The law concerns Digital Rights Management (DRM), a set of measures used to restrict access to copyrighted material. The law criminalizes circumventing DRM as well as producing or supplying the means to do so.
Under DMCA, the penalties for copyright infringement online were increased.
There are concerns that DMCA has not kept up with the evolving digital ecosystem and can be abused:
[...]Like Cockygate, the Omegaverse case reveals how easily intellectual property law can be weaponized by authors seeking to take down their rivals. Under the Digital Millennium Copyright Act, individuals or companies can send takedown notices to retailers as long as they have a good faith belief that their work has been infringed. Retailers are protected from being named in related litigation if they remove the material, and many websites comply with D.M.C.A. notices without even investigating the claims. Legal experts say the system is easily abused.
“We’ve seen lots of examples of people sending D.M.C.A. notices when it’s pretty obvious that they didn’t think there was copyright infringement,” said Mitch Stoltz, a senior staff attorney for the Electronic Frontier Foundation, a nonprofit digital rights group. “There’s not much accountability.”On May 21, the U.S. Copyright Office released a report detailing how the 22-year-old D.M.C.A. has failed to keep pace with the anarchic digital ecosystem, as online platforms have been overwhelmed by a crushing volume of takedown notices. Between 1998 and 2010, Google received fewer than three million such notices; in 2017, the company got more than 880 million — an increase of more than 29,000 percent, according to the report. Many requests are legitimate, but the report notes that other motives include “anti-competitive purposes, to harass a platform or consumer, or to try and chill speech that the rightsholder does not like.”
The DMCA and Fandom
Fandom mainly encounters DMCA in the form of take down notices for vids and AMVs that use audio or video tracks that are subject to copyright. (See YouTube for information on how YouTube implements DMCA.) Fans who use Mediafire and other cyberlockers to host their podfics, especially if the files include music clips, have noticed an uptick in takedown notices starting in 2012.
Fans who gain or provide access to canon via file sharing are also affected.

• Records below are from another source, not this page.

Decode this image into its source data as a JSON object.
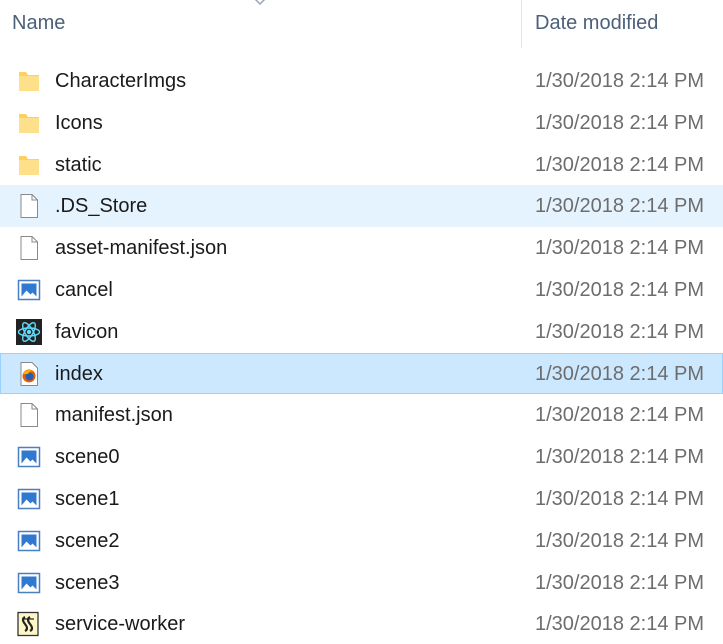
{
  "header": {
    "name_label": "Name",
    "date_label": "Date modified"
  },
  "files": [
    {
      "name": "CharacterImgs",
      "date": "1/30/2018 2:14 PM",
      "icon": "folder-icon",
      "state": "normal"
    },
    {
      "name": "Icons",
      "date": "1/30/2018 2:14 PM",
      "icon": "folder-icon",
      "state": "normal"
    },
    {
      "name": "static",
      "date": "1/30/2018 2:14 PM",
      "icon": "folder-icon",
      "state": "normal"
    },
    {
      "name": ".DS_Store",
      "date": "1/30/2018 2:14 PM",
      "icon": "blank-file-icon",
      "state": "hover"
    },
    {
      "name": "asset-manifest.json",
      "date": "1/30/2018 2:14 PM",
      "icon": "blank-file-icon",
      "state": "normal"
    },
    {
      "name": "cancel",
      "date": "1/30/2018 2:14 PM",
      "icon": "image-file-icon",
      "state": "normal"
    },
    {
      "name": "favicon",
      "date": "1/30/2018 2:14 PM",
      "icon": "react-atom-icon",
      "state": "normal"
    },
    {
      "name": "index",
      "date": "1/30/2018 2:14 PM",
      "icon": "firefox-html-icon",
      "state": "selected"
    },
    {
      "name": "manifest.json",
      "date": "1/30/2018 2:14 PM",
      "icon": "blank-file-icon",
      "state": "normal"
    },
    {
      "name": "scene0",
      "date": "1/30/2018 2:14 PM",
      "icon": "image-file-icon",
      "state": "normal"
    },
    {
      "name": "scene1",
      "date": "1/30/2018 2:14 PM",
      "icon": "image-file-icon",
      "state": "normal"
    },
    {
      "name": "scene2",
      "date": "1/30/2018 2:14 PM",
      "icon": "image-file-icon",
      "state": "normal"
    },
    {
      "name": "scene3",
      "date": "1/30/2018 2:14 PM",
      "icon": "image-file-icon",
      "state": "normal"
    },
    {
      "name": "service-worker",
      "date": "1/30/2018 2:14 PM",
      "icon": "script-file-icon",
      "state": "normal"
    }
  ],
  "colors": {
    "header_text": "#4c607a",
    "hover_bg": "#e5f3ff",
    "selected_bg": "#cce8ff",
    "selected_border": "#99d1ff",
    "folder": "#ffd15c"
  }
}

On 26 July 2010, the Organization for Transformative Works announced that the U.S. Library of Congress had granted an exemption from DMCA restrictions for ripping DVDs to make fanvids. The current exemption applies solely to video (not audio) source. The OTW was able to have the exemption renewed in 2012, but under current law these exemptions must be petitioned for every two years, which puts the burden on users and organizations that represent them to constantly maintain their rights  As of 2015, the OTW was engaged in a third renewal effort and is requesting expansion of the exemption to include Blu-Ray discs. 

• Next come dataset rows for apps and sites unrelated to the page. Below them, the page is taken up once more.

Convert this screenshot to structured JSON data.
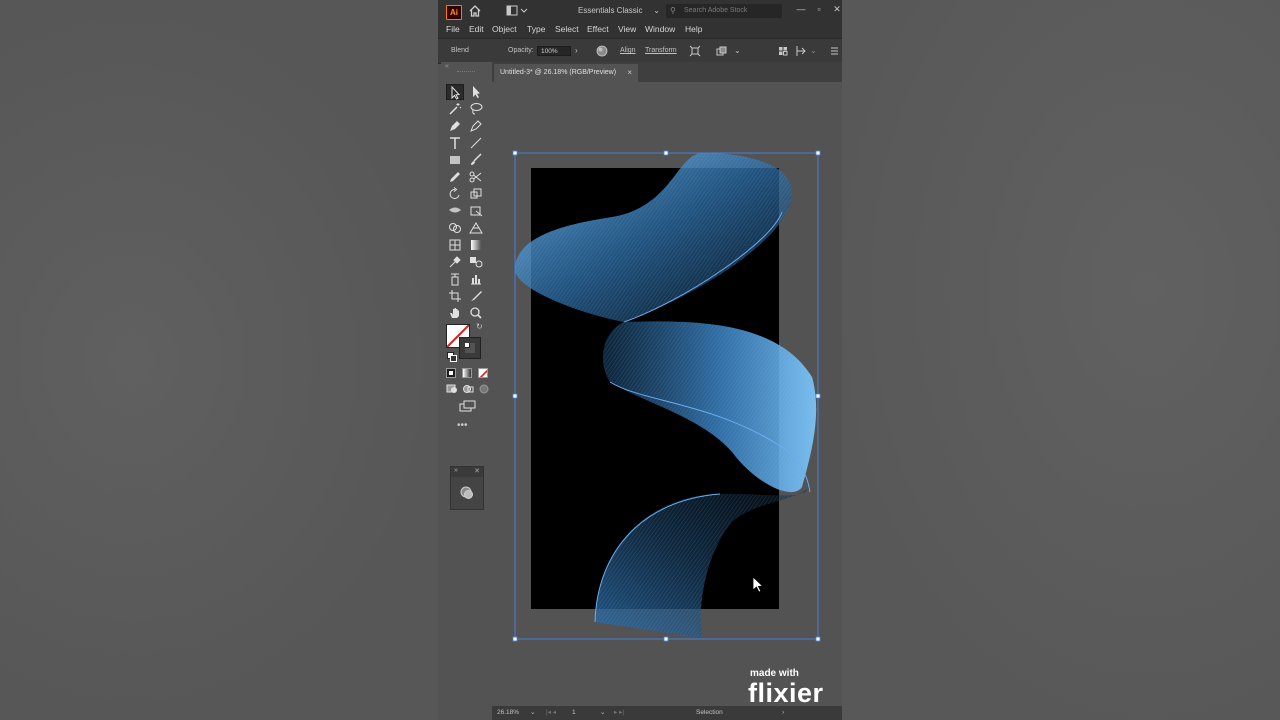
{
  "app": {
    "logo": "Ai",
    "workspace": "Essentials Classic",
    "search_placeholder": "Search Adobe Stock",
    "menus": [
      "File",
      "Edit",
      "Object",
      "Type",
      "Select",
      "Effect",
      "View",
      "Window",
      "Help"
    ]
  },
  "controlbar": {
    "selection_type": "Blend",
    "opacity_label": "Opacity:",
    "opacity_value": "100%",
    "align_label": "Align",
    "transform_label": "Transform"
  },
  "document": {
    "tab_title": "Untitled-3* @ 26.18% (RGB/Preview)",
    "tab_close": "×",
    "zoom": "26.18%",
    "artboard_number": "1",
    "status_tool": "Selection"
  },
  "watermark": {
    "line1": "made with",
    "line2": "flixier"
  },
  "colors": {
    "accent_blue": "#5aa8f0",
    "selection_box": "#4a7fd8",
    "artboard": "#000000",
    "app_bg": "#535353"
  },
  "icons": {
    "toolbar": [
      "selection-tool-icon",
      "direct-selection-tool-icon",
      "magic-wand-tool-icon",
      "lasso-tool-icon",
      "pen-tool-icon",
      "curvature-tool-icon",
      "type-tool-icon",
      "line-tool-icon",
      "rectangle-tool-icon",
      "paintbrush-tool-icon",
      "pencil-tool-icon",
      "scissors-tool-icon",
      "rotate-tool-icon",
      "scale-tool-icon",
      "width-tool-icon",
      "free-transform-tool-icon",
      "shape-builder-tool-icon",
      "perspective-grid-tool-icon",
      "mesh-tool-icon",
      "gradient-tool-icon",
      "eyedropper-tool-icon",
      "blend-tool-icon",
      "symbol-sprayer-tool-icon",
      "column-graph-tool-icon",
      "artboard-tool-icon",
      "slice-tool-icon",
      "hand-tool-icon",
      "zoom-tool-icon"
    ]
  }
}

The DMCA includes "safe harbor" provision for hosts that don't edit content - so long as hosts take down infringing content when reported, they are not responsible for content that their users upload.
- ^ Wikipedia:Digital Millennium Copyright Act

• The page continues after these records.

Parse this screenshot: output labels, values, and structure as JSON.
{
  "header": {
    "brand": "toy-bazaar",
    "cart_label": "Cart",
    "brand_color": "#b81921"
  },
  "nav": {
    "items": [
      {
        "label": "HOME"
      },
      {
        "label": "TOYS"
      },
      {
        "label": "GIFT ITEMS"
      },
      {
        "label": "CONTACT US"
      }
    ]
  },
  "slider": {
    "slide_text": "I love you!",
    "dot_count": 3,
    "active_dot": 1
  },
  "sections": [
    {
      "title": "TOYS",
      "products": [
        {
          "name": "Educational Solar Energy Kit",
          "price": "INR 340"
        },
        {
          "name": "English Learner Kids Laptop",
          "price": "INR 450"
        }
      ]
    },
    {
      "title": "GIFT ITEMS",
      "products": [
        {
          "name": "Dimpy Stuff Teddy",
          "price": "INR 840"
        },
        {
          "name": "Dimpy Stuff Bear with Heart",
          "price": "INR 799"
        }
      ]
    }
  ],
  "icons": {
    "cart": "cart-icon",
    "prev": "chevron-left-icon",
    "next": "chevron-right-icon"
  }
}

- ^ A Feud in Wolf-Kink Erotica Raises a Deep Legal Question by Alexandra Alter in The New York Times]] (May 23, 2020}
- ^ See 14 October 2012 tweet, October 2012 AO3 post.
- ^ US Library of Congress Grants DMCA Exemption for Vidders!!, dated July 26, 2010. Accessed August 25, 2010.
- ^ OTW Secures DMCA Exemption from U.S. Copyright Office, dated October 27, 2012. Accessed January 29, 2015.
- ^ OTW Files Petitions on Behalf of Fan Video Makers, dated November 3, 2014. Accessed January 29, 2015.